[Dataset entries]
►

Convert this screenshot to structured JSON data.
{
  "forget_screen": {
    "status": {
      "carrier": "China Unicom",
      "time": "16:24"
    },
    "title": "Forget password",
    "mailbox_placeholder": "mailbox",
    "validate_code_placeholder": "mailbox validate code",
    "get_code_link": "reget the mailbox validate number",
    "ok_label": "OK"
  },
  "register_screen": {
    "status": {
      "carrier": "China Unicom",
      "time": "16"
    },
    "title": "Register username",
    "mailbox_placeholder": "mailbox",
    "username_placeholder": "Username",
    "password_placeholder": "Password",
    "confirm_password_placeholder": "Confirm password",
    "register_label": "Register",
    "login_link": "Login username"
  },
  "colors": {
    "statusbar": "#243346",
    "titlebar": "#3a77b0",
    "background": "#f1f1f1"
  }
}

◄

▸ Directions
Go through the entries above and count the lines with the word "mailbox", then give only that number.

▸ Solution for this task
4